This future appeals to some predictable voices, like The New York Times and The Atlantic, which see the fires on the urban edge as a reason to pack more people into our already congested, unaffordable cities. But these observations fail to distinguish between the heavily wooded areas on the hilly fringes of the metropolis — which are indeed fire-prone — and largely flat expanses of rangeland adjacent to both the Bay Area and the Los Angeles basin. If we don’t find safe places to build the kind of housing most people, notably families, need, our diminished housing choices will accelerate the rising tide of people and companies leaving the state.

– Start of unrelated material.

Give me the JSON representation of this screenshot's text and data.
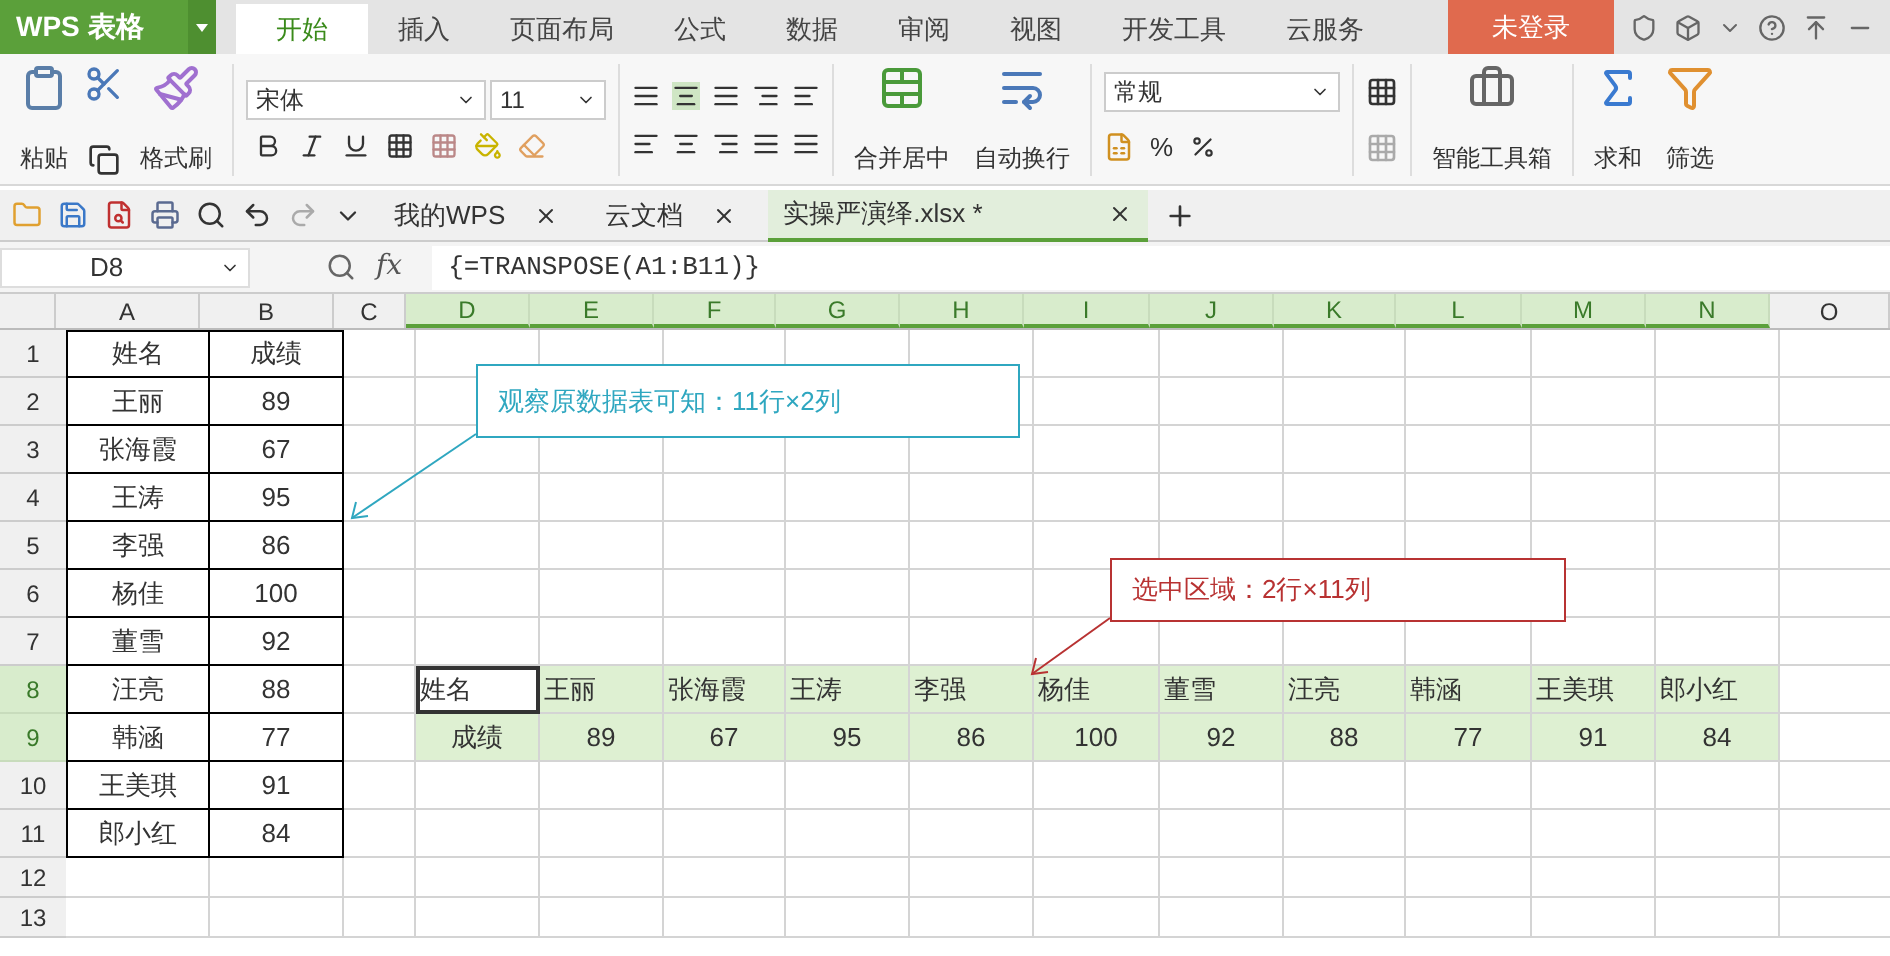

These ruinous policies are not necessary. They are based largely on intense “virtue-signaling,” which might also provide the basis for Gavin Newsom’s eventual run for the White House. But he may consider what the rest of the country might think about the kind of bifurcated, dystopic society California now presents; it certainly did not help the failed presidential candidacy of Kamala Harris and was bad enough to keep the disaster that is L.A. Mayor Eric Garcetti out of the presidential sweepstakes.